= Beginning of Section =

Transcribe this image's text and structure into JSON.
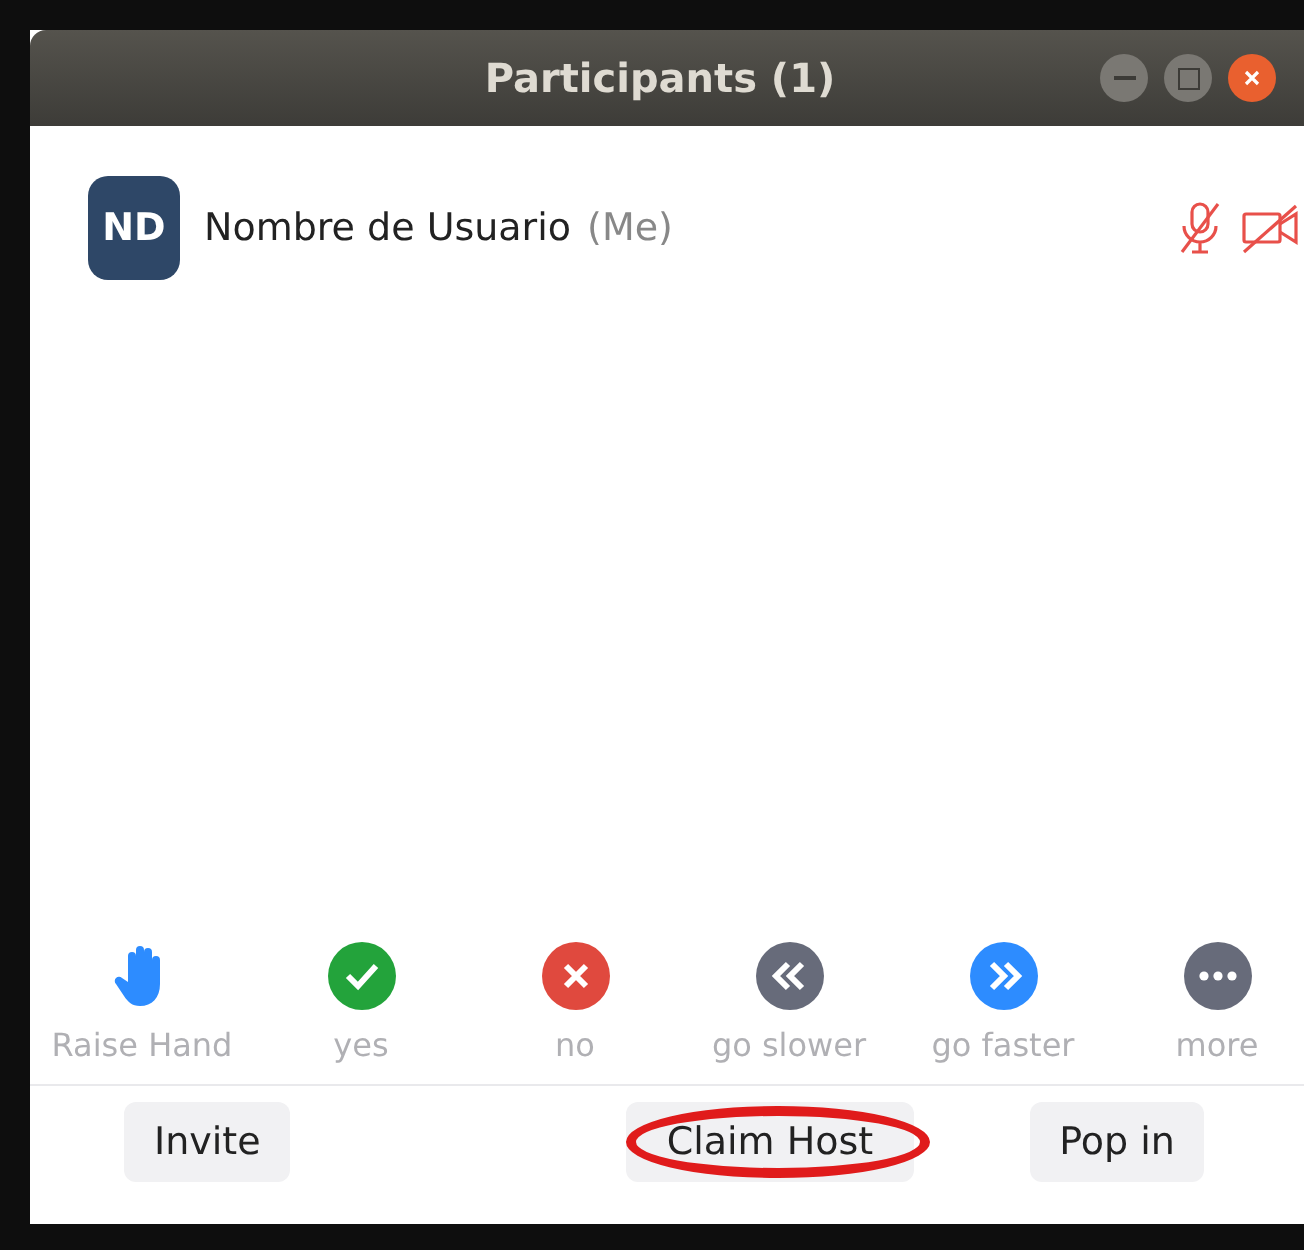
{
  "window": {
    "title": "Participants (1)"
  },
  "participants": [
    {
      "initials": "ND",
      "name": "Nombre de Usuario",
      "tag": "(Me)",
      "audio_muted": true,
      "video_off": true
    }
  ],
  "reactions": [
    {
      "kind": "hand",
      "label": "Raise Hand"
    },
    {
      "kind": "yes",
      "label": "yes"
    },
    {
      "kind": "no",
      "label": "no"
    },
    {
      "kind": "slower",
      "label": "go slower"
    },
    {
      "kind": "faster",
      "label": "go faster"
    },
    {
      "kind": "more",
      "label": "more"
    }
  ],
  "buttons": [
    {
      "label": "Invite",
      "highlighted": false
    },
    {
      "label": "Claim Host",
      "highlighted": true
    },
    {
      "label": "Pop in",
      "highlighted": false
    }
  ]
}
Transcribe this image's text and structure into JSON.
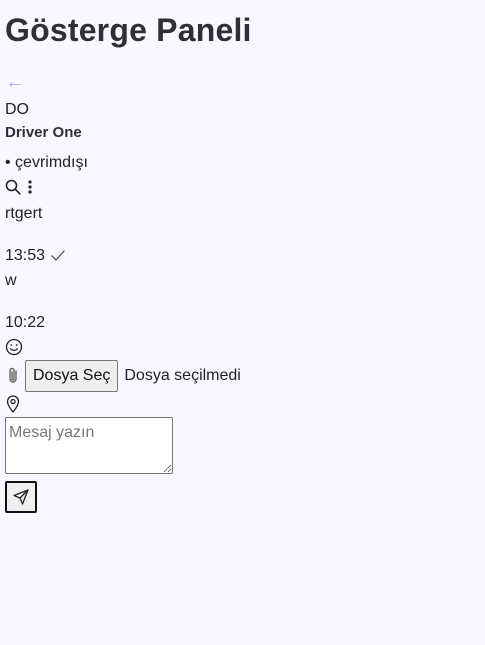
{
  "page": {
    "title": "Gösterge Paneli"
  },
  "chat_header": {
    "back_arrow": "←",
    "avatar_initials": "DO",
    "contact_name": "Driver One",
    "status": "• çevrimdışı",
    "icons": [
      "search-icon",
      "more-vertical-icon"
    ]
  },
  "messages": [
    {
      "text": "rtgert",
      "time": "13:53",
      "read_receipt": "check-icon"
    },
    {
      "text": "w",
      "time": "10:22"
    }
  ],
  "composer": {
    "emoji_icon": "smile-icon",
    "attach_icon": "paperclip-icon",
    "file_button_label": "Dosya Seç",
    "file_status": "Dosya seçilmedi",
    "location_icon": "map-pin-icon",
    "input_placeholder": "Mesaj yazın",
    "input_value": "",
    "send_icon": "send-icon"
  },
  "colors": {
    "background": "#f8f7ff",
    "title": "#2f2f38",
    "back_arrow": "#b8aee6"
  }
}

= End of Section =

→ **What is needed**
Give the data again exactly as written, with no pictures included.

→ **Solved problem**
Transcribe this image's text and structure into JSON.
{
  "window": {
    "title": "Participants (1)"
  },
  "participants": [
    {
      "initials": "ND",
      "name": "Nombre de Usuario",
      "tag": "(Me)",
      "audio_muted": true,
      "video_off": true
    }
  ],
  "reactions": [
    {
      "kind": "hand",
      "label": "Raise Hand"
    },
    {
      "kind": "yes",
      "label": "yes"
    },
    {
      "kind": "no",
      "label": "no"
    },
    {
      "kind": "slower",
      "label": "go slower"
    },
    {
      "kind": "faster",
      "label": "go faster"
    },
    {
      "kind": "more",
      "label": "more"
    }
  ],
  "buttons": [
    {
      "label": "Invite",
      "highlighted": false
    },
    {
      "label": "Claim Host",
      "highlighted": true
    },
    {
      "label": "Pop in",
      "highlighted": false
    }
  ]
}
Transcribe this image's text and structure into JSON.
{
  "page": {
    "title": "Gösterge Paneli"
  },
  "chat_header": {
    "back_arrow": "←",
    "avatar_initials": "DO",
    "contact_name": "Driver One",
    "status": "• çevrimdışı",
    "icons": [
      "search-icon",
      "more-vertical-icon"
    ]
  },
  "messages": [
    {
      "text": "rtgert",
      "time": "13:53",
      "read_receipt": "check-icon"
    },
    {
      "text": "w",
      "time": "10:22"
    }
  ],
  "composer": {
    "emoji_icon": "smile-icon",
    "attach_icon": "paperclip-icon",
    "file_button_label": "Dosya Seç",
    "file_status": "Dosya seçilmedi",
    "location_icon": "map-pin-icon",
    "input_placeholder": "Mesaj yazın",
    "input_value": "",
    "send_icon": "send-icon"
  },
  "colors": {
    "background": "#f8f7ff",
    "title": "#2f2f38",
    "back_arrow": "#b8aee6"
  }
}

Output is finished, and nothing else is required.